In university I observed people who seemed to me to be graceful, what did they have, what did they know that I was missing? One friend in particular, was for me the embodiment of grace, natural, funny, easy-going, a friend to all, she appeared to always be in peace with herself. To this day when I think of her I feel an aura of peace and self-respect. The latter, self-respect, I came to realize was a big part of grace, to respect one’s self was a gateway to grace if you will.
One of my dearest friends in life is a South African woman whose female grace is so a part of who she is that I suspect she would only recognize herself by the mention of her home country in this sentence. My time in Russia brought an expanded concept of grace to my attention, as I watched women with little to nothing in the way of material possession hold themselves erect in mind and body in extreme situations with a courage and grace that astounded me.
Living in Switzerland brings this concept of grace even more to the forefront of my attention. Grace is somehow a part of the culture here, tied together with privacy and a practicality that are globally considered Swiss traits. Blessed with two fairy godmothers here, both of who are for me in their unique ways embodiments of grace, I observe them with equal parts love and awe. Our neighbors in Italy have their own kind of grace, with a flair that Italians seem to have in all matters of bella figura.
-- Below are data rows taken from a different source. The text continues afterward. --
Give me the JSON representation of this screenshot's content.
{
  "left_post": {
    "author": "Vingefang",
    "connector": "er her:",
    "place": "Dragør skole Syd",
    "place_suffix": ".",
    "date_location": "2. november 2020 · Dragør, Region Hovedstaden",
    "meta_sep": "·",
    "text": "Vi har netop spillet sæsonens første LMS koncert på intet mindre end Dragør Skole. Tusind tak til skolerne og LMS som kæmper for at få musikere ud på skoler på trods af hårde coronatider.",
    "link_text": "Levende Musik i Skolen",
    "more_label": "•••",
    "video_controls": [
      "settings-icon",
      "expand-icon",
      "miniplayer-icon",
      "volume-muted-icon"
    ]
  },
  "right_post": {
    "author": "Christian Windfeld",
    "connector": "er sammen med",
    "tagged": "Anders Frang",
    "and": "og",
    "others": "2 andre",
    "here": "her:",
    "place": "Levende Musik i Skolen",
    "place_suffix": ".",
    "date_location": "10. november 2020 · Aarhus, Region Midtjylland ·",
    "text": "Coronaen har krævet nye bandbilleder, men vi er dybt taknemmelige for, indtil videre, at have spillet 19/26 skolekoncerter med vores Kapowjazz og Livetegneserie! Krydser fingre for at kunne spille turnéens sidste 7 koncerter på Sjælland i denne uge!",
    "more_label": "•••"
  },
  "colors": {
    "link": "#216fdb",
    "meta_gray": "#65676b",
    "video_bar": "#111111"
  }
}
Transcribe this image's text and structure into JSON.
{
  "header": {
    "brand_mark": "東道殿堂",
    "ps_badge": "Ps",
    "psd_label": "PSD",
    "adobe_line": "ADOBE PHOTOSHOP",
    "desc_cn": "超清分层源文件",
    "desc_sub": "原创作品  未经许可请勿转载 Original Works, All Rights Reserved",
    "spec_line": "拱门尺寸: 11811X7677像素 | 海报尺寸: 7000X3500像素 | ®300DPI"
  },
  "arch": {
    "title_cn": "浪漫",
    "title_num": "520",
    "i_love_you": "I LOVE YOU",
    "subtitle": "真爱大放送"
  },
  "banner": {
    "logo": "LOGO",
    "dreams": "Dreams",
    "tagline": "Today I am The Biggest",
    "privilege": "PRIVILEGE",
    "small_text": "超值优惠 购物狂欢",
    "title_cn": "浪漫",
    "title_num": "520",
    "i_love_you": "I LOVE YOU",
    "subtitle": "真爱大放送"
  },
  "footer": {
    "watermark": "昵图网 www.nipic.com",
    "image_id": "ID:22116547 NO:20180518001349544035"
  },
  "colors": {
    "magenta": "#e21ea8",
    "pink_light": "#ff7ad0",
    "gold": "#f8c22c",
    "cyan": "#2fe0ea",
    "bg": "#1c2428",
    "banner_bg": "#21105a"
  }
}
And, until the moment that I read this poem, I was never entirely sure if my cultivation of grace had become a part of me. Grace, as a way of being, a powerful feminine energy, grace, me aligned with me. Thank you, Jill, for inspiring me, for reminding me. The world awaits your book of poems, your light is a graceful gift of inspiration.